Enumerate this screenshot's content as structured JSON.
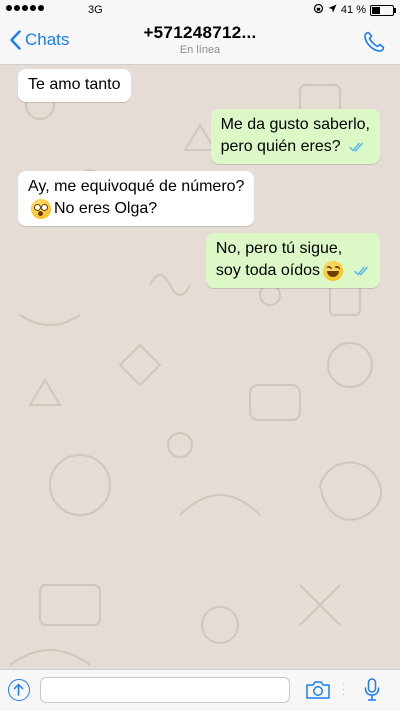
{
  "status_bar": {
    "carrier": "3G",
    "battery": "41 %",
    "battery_level": 0.41
  },
  "header": {
    "back_label": "Chats",
    "contact": "+571248712...",
    "contact_status": "En línea"
  },
  "messages": [
    {
      "direction": "in",
      "lines": [
        "Te amo tanto"
      ]
    },
    {
      "direction": "out",
      "lines": [
        "Me da gusto saberlo,",
        "pero quién eres?"
      ],
      "read": true
    },
    {
      "direction": "in",
      "lines": [
        "Ay, me equivoqué de número?",
        "No eres Olga?"
      ],
      "emoji": "flushed-face"
    },
    {
      "direction": "out",
      "lines": [
        "No, pero tú sigue,",
        "soy toda oídos"
      ],
      "emoji": "laughing-face",
      "read": true
    }
  ],
  "input": {
    "value": "",
    "placeholder": ""
  },
  "colors": {
    "accent": "#1a7cf6",
    "outgoing_bubble": "#dcf8c6",
    "incoming_bubble": "#ffffff",
    "chat_background": "#e5ddd5",
    "read_ticks": "#4fb6ec"
  },
  "icons": [
    "back-chevron-icon",
    "phone-icon",
    "share-icon",
    "camera-icon",
    "microphone-icon",
    "double-check-icon"
  ]
}
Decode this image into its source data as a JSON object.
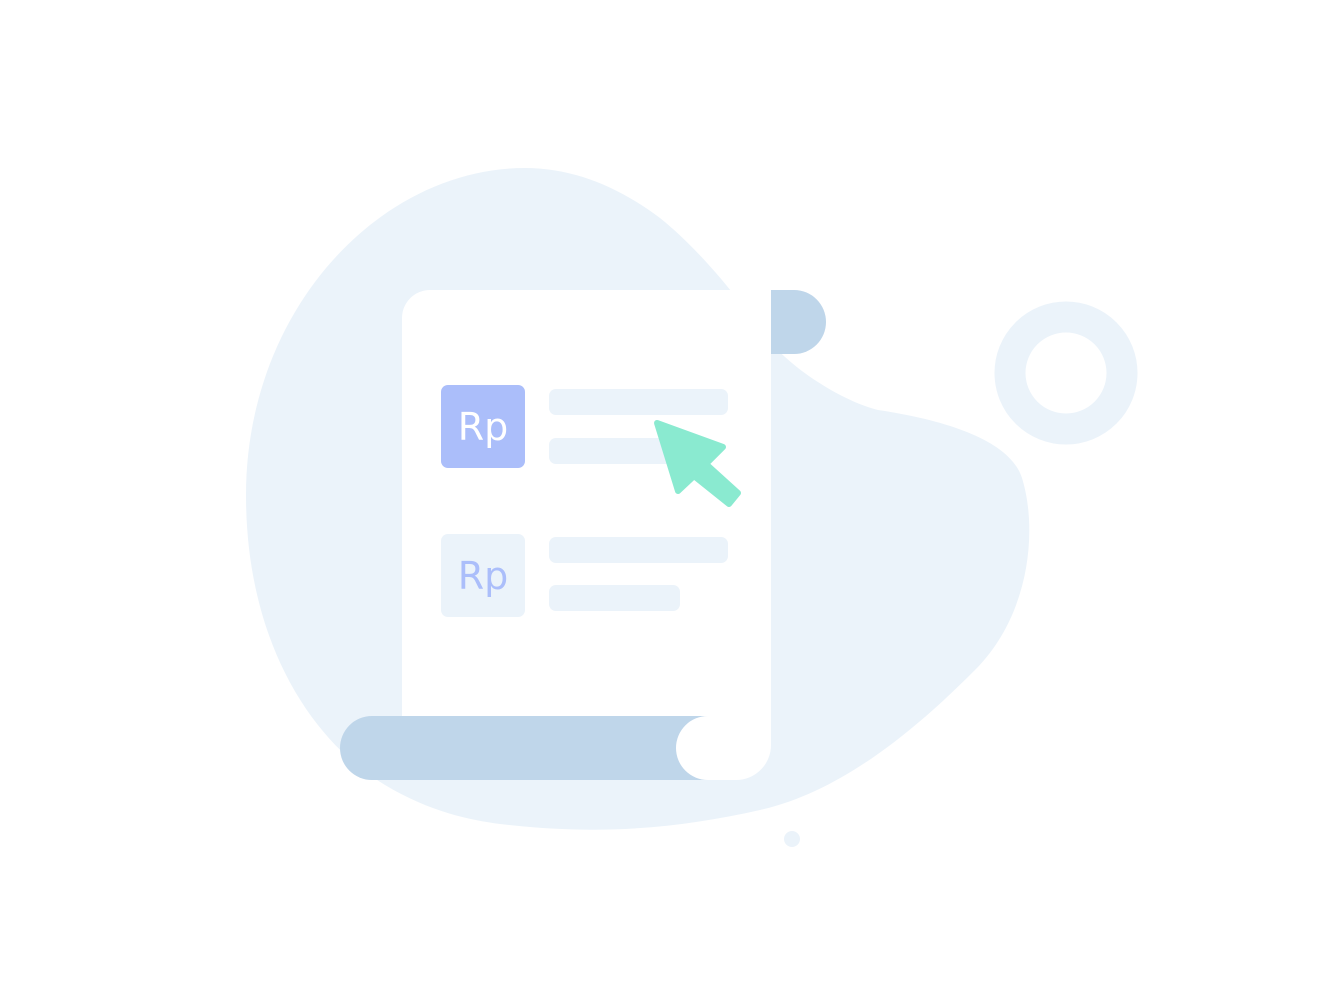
{
  "items": [
    {
      "icon_label": "Rp",
      "state": "selected"
    },
    {
      "icon_label": "Rp",
      "state": "default"
    }
  ],
  "colors": {
    "background": "#ffffff",
    "blob": "#ebf3fa",
    "paper": "#ffffff",
    "roll": "#bfd6ea",
    "ring": "#ebf3fa",
    "icon_selected_bg": "#abbefa",
    "icon_selected_text": "#ffffff",
    "icon_default_bg": "#ebf3fa",
    "icon_default_text": "#abbefa",
    "placeholder_line": "#ebf3fa",
    "cursor": "#8aead0"
  },
  "icons": {
    "cursor": "pointer-arrow-icon",
    "ring": "ring-decoration",
    "dot": "dot-decoration"
  }
}
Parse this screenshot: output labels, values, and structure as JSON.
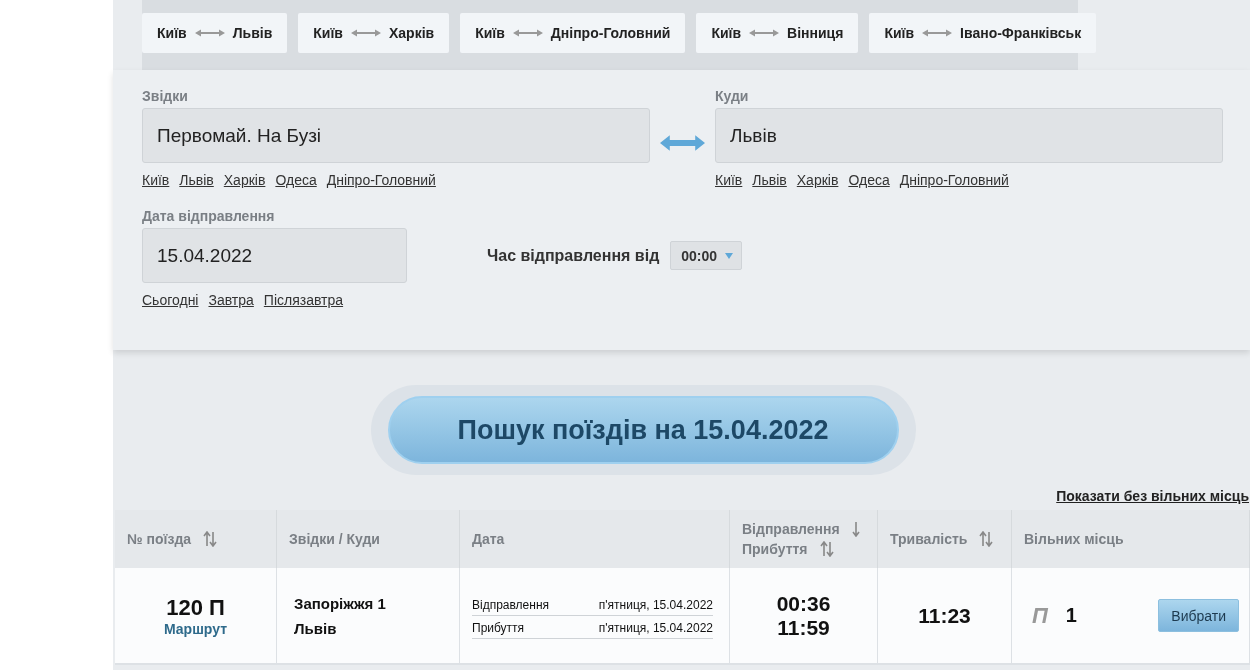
{
  "popular_routes": [
    {
      "from": "Київ",
      "to": "Львів"
    },
    {
      "from": "Київ",
      "to": "Харків"
    },
    {
      "from": "Київ",
      "to": "Дніпро-Головний"
    },
    {
      "from": "Київ",
      "to": "Вінниця"
    },
    {
      "from": "Київ",
      "to": "Івано-Франківськ"
    }
  ],
  "from": {
    "label": "Звідки",
    "value": "Первомай. На Бузі",
    "quick_links": [
      "Київ",
      "Львів",
      "Харків",
      "Одеса",
      "Дніпро-Головний"
    ]
  },
  "to": {
    "label": "Куди",
    "value": "Львів",
    "quick_links": [
      "Київ",
      "Львів",
      "Харків",
      "Одеса",
      "Дніпро-Головний"
    ]
  },
  "date": {
    "label": "Дата відправлення",
    "value": "15.04.2022",
    "quick_links": [
      "Сьогодні",
      "Завтра",
      "Післязавтра"
    ]
  },
  "time": {
    "label": "Час відправлення від",
    "value": "00:00"
  },
  "search_button": "Пошук поїздів на 15.04.2022",
  "show_all_link": "Показати без вільних місць",
  "table": {
    "columns": [
      {
        "lines": [
          {
            "label": "№ поїзда",
            "sort_up": true,
            "sort_down": true
          }
        ]
      },
      {
        "lines": [
          {
            "label": "Звідки / Куди",
            "sort_up": false,
            "sort_down": false
          }
        ]
      },
      {
        "lines": [
          {
            "label": "Дата",
            "sort_up": false,
            "sort_down": false
          }
        ]
      },
      {
        "lines": [
          {
            "label": "Відправлення",
            "sort_up": false,
            "sort_down": true
          },
          {
            "label": "Прибуття",
            "sort_up": true,
            "sort_down": true
          }
        ]
      },
      {
        "lines": [
          {
            "label": "Тривалість",
            "sort_up": true,
            "sort_down": true
          }
        ]
      },
      {
        "lines": [
          {
            "label": "Вільних місць",
            "sort_up": false,
            "sort_down": false
          }
        ]
      }
    ],
    "rows": [
      {
        "train": "120 П",
        "route_link": "Маршрут",
        "from": "Запоріжжя 1",
        "to": "Львів",
        "dates": [
          {
            "label": "Відправлення",
            "value": "п'ятниця, 15.04.2022"
          },
          {
            "label": "Прибуття",
            "value": "п'ятниця, 15.04.2022"
          }
        ],
        "departure": "00:36",
        "arrival": "11:59",
        "duration": "11:23",
        "seats": [
          {
            "class": "П",
            "count": "1"
          }
        ],
        "button": "Вибрати"
      }
    ]
  }
}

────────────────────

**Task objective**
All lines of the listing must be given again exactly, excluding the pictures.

**Solution to the problem**
Enumerate this screenshot's content as structured JSON.
{
  "status_bar": {
    "carrier": "3G",
    "battery": "41 %",
    "battery_level": 0.41
  },
  "header": {
    "back_label": "Chats",
    "contact": "+571248712...",
    "contact_status": "En línea"
  },
  "messages": [
    {
      "direction": "in",
      "lines": [
        "Te amo tanto"
      ]
    },
    {
      "direction": "out",
      "lines": [
        "Me da gusto saberlo,",
        "pero quién eres?"
      ],
      "read": true
    },
    {
      "direction": "in",
      "lines": [
        "Ay, me equivoqué de número?",
        "No eres Olga?"
      ],
      "emoji": "flushed-face"
    },
    {
      "direction": "out",
      "lines": [
        "No, pero tú sigue,",
        "soy toda oídos"
      ],
      "emoji": "laughing-face",
      "read": true
    }
  ],
  "input": {
    "value": "",
    "placeholder": ""
  },
  "colors": {
    "accent": "#1a7cf6",
    "outgoing_bubble": "#dcf8c6",
    "incoming_bubble": "#ffffff",
    "chat_background": "#e5ddd5",
    "read_ticks": "#4fb6ec"
  },
  "icons": [
    "back-chevron-icon",
    "phone-icon",
    "share-icon",
    "camera-icon",
    "microphone-icon",
    "double-check-icon"
  ]
}
Decode this image into its source data as a JSON object.
{
  "items": [
    {
      "icon_label": "Rp",
      "state": "selected"
    },
    {
      "icon_label": "Rp",
      "state": "default"
    }
  ],
  "colors": {
    "background": "#ffffff",
    "blob": "#ebf3fa",
    "paper": "#ffffff",
    "roll": "#bfd6ea",
    "ring": "#ebf3fa",
    "icon_selected_bg": "#abbefa",
    "icon_selected_text": "#ffffff",
    "icon_default_bg": "#ebf3fa",
    "icon_default_text": "#abbefa",
    "placeholder_line": "#ebf3fa",
    "cursor": "#8aead0"
  },
  "icons": {
    "cursor": "pointer-arrow-icon",
    "ring": "ring-decoration",
    "dot": "dot-decoration"
  }
}
Parse this screenshot: output labels, values, and structure as JSON.
{
  "popular_routes": [
    {
      "from": "Київ",
      "to": "Львів"
    },
    {
      "from": "Київ",
      "to": "Харків"
    },
    {
      "from": "Київ",
      "to": "Дніпро-Головний"
    },
    {
      "from": "Київ",
      "to": "Вінниця"
    },
    {
      "from": "Київ",
      "to": "Івано-Франківськ"
    }
  ],
  "from": {
    "label": "Звідки",
    "value": "Первомай. На Бузі",
    "quick_links": [
      "Київ",
      "Львів",
      "Харків",
      "Одеса",
      "Дніпро-Головний"
    ]
  },
  "to": {
    "label": "Куди",
    "value": "Львів",
    "quick_links": [
      "Київ",
      "Львів",
      "Харків",
      "Одеса",
      "Дніпро-Головний"
    ]
  },
  "date": {
    "label": "Дата відправлення",
    "value": "15.04.2022",
    "quick_links": [
      "Сьогодні",
      "Завтра",
      "Післязавтра"
    ]
  },
  "time": {
    "label": "Час відправлення від",
    "value": "00:00"
  },
  "search_button": "Пошук поїздів на 15.04.2022",
  "show_all_link": "Показати без вільних місць",
  "table": {
    "columns": [
      {
        "lines": [
          {
            "label": "№ поїзда",
            "sort_up": true,
            "sort_down": true
          }
        ]
      },
      {
        "lines": [
          {
            "label": "Звідки / Куди",
            "sort_up": false,
            "sort_down": false
          }
        ]
      },
      {
        "lines": [
          {
            "label": "Дата",
            "sort_up": false,
            "sort_down": false
          }
        ]
      },
      {
        "lines": [
          {
            "label": "Відправлення",
            "sort_up": false,
            "sort_down": true
          },
          {
            "label": "Прибуття",
            "sort_up": true,
            "sort_down": true
          }
        ]
      },
      {
        "lines": [
          {
            "label": "Тривалість",
            "sort_up": true,
            "sort_down": true
          }
        ]
      },
      {
        "lines": [
          {
            "label": "Вільних місць",
            "sort_up": false,
            "sort_down": false
          }
        ]
      }
    ],
    "rows": [
      {
        "train": "120 П",
        "route_link": "Маршрут",
        "from": "Запоріжжя 1",
        "to": "Львів",
        "dates": [
          {
            "label": "Відправлення",
            "value": "п'ятниця, 15.04.2022"
          },
          {
            "label": "Прибуття",
            "value": "п'ятниця, 15.04.2022"
          }
        ],
        "departure": "00:36",
        "arrival": "11:59",
        "duration": "11:23",
        "seats": [
          {
            "class": "П",
            "count": "1"
          }
        ],
        "button": "Вибрати"
      }
    ]
  }
}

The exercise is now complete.